=== Begin Enclosure ===

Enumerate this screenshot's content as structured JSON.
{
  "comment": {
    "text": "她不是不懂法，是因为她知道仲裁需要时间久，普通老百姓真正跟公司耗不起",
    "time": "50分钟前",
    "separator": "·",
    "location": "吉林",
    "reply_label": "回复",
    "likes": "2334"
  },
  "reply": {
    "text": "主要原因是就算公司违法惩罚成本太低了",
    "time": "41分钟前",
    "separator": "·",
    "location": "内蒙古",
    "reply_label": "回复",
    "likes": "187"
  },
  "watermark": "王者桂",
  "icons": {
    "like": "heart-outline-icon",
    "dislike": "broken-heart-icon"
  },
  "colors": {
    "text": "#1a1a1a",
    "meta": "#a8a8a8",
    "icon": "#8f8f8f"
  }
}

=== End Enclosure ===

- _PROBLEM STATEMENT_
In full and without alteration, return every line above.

- _ANSWER TO THE EXERCISE_
Enumerate this screenshot's content as structured JSON.
{
  "comment": {
    "text": "她不是不懂法，是因为她知道仲裁需要时间久，普通老百姓真正跟公司耗不起",
    "time": "50分钟前",
    "separator": "·",
    "location": "吉林",
    "reply_label": "回复",
    "likes": "2334"
  },
  "reply": {
    "text": "主要原因是就算公司违法惩罚成本太低了",
    "time": "41分钟前",
    "separator": "·",
    "location": "内蒙古",
    "reply_label": "回复",
    "likes": "187"
  },
  "watermark": "王者桂",
  "icons": {
    "like": "heart-outline-icon",
    "dislike": "broken-heart-icon"
  },
  "colors": {
    "text": "#1a1a1a",
    "meta": "#a8a8a8",
    "icon": "#8f8f8f"
  }
}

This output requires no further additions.